Thursday, November 17: Indoor Winter Safety
Carbon Monoxide - Deadly Winter Hazard
Carbon Monoxide (CO) poisoning can happen at any time of the year, but the danger is greater during the winter when doors and windows stay closed and fireplaces, gas heaters, or other fuel burning appliances are in use. In addition, people can also be exposed to deadly CO levels when “warming up” their cars in garages or keeping them running when stuck in snow.
Signs and Symptoms of Carbon Monoxide Poisoning (PDF)
To view data for CO poisonings in Minnesota, including hospitalizations, emergency department visits, and deaths go to: Minnesota Public Health Data Access - Carbon Monoxide Poisoning
Consumer Project Safety Commissioner (CPSC): How to Protect Your Family from Carbon Monoxide Poisoning
Carbon Monoxide Alarms
There are some simple steps homeowners can take to protect themselves against two potential killers: carbon monoxide and the toxic smoke associated with fire.
Carbon Monoxide (CO) Alarms Fact Sheet (PDF)
Video: Be aware of radon hazards in your home
Several factors lead to increased concerns about mold during the winter months. Moisture conditions indoors can lead to the growth of molds and mildews. While forced air heating systems make indoor air drier overall during the winter months, certain areas of the home may experience intensified levels of humidity because of a lack of ventilation.
Chemical and Environmental Exposure
As the winter months arrive, and people begin spending more time indoors, indoor air quality becomes a greater health concern - especially for children. Some of the more important health hazards associated with indoor air quality are the potential for extended exposure to lead, asbestos or other types of environmental hazards in a home - especially during renovation and remodeling activities.
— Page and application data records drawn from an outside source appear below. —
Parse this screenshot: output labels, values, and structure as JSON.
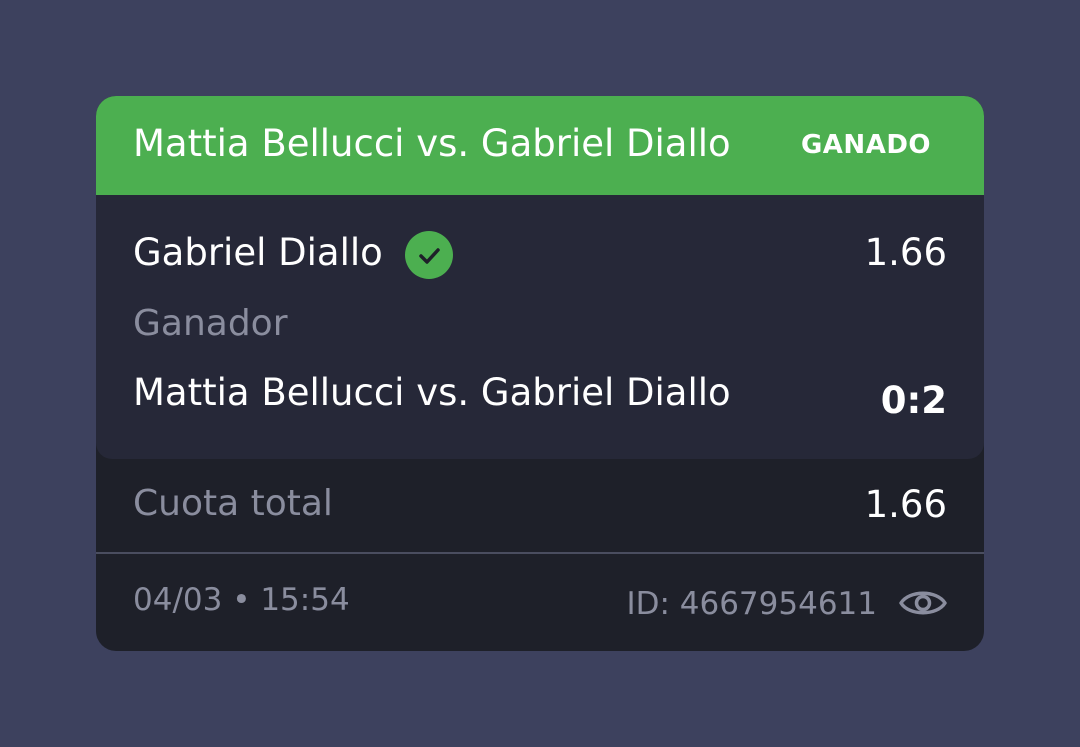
{
  "bet": {
    "header": {
      "title": "Mattia Bellucci vs. Gabriel Diallo",
      "status": "GANADO",
      "color": "#4caf50"
    },
    "selection": {
      "pick": "Gabriel Diallo",
      "pick_icon": "check-circle-icon",
      "odds": "1.66",
      "market": "Ganador",
      "event": "Mattia Bellucci vs. Gabriel Diallo",
      "score": "0:2"
    },
    "total": {
      "label": "Cuota total",
      "value": "1.66"
    },
    "footer": {
      "datetime": "04/03 • 15:54",
      "id_label": "ID:  4667954611",
      "view_icon": "eye-icon"
    }
  }
}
Preventing Asbestos Exposure in the Home
Preventing Lead Poisoning in the Home